(Supplied records):

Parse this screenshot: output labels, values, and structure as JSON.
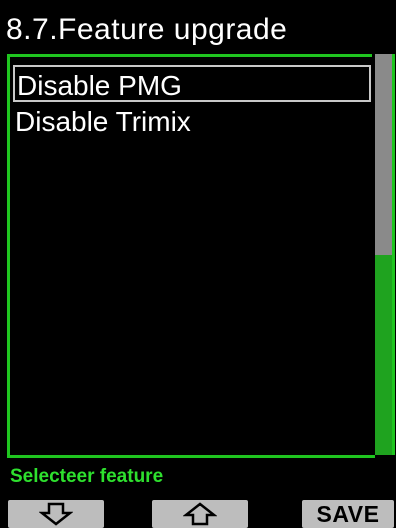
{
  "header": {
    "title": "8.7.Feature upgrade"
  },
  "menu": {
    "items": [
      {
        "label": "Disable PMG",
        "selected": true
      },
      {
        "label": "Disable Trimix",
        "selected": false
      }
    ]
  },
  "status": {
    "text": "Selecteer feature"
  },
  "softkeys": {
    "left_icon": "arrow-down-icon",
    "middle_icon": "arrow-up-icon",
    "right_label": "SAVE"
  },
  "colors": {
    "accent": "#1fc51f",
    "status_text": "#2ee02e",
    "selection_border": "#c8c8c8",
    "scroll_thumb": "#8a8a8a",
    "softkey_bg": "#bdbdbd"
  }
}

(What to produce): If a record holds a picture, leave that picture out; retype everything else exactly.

(Result of this exercise):
Parse this screenshot: output labels, values, and structure as JSON.
{
  "header": {
    "title": "8.7.Feature upgrade"
  },
  "menu": {
    "items": [
      {
        "label": "Disable PMG",
        "selected": true
      },
      {
        "label": "Disable Trimix",
        "selected": false
      }
    ]
  },
  "status": {
    "text": "Selecteer feature"
  },
  "softkeys": {
    "left_icon": "arrow-down-icon",
    "middle_icon": "arrow-up-icon",
    "right_label": "SAVE"
  },
  "colors": {
    "accent": "#1fc51f",
    "status_text": "#2ee02e",
    "selection_border": "#c8c8c8",
    "scroll_thumb": "#8a8a8a",
    "softkey_bg": "#bdbdbd"
  }
}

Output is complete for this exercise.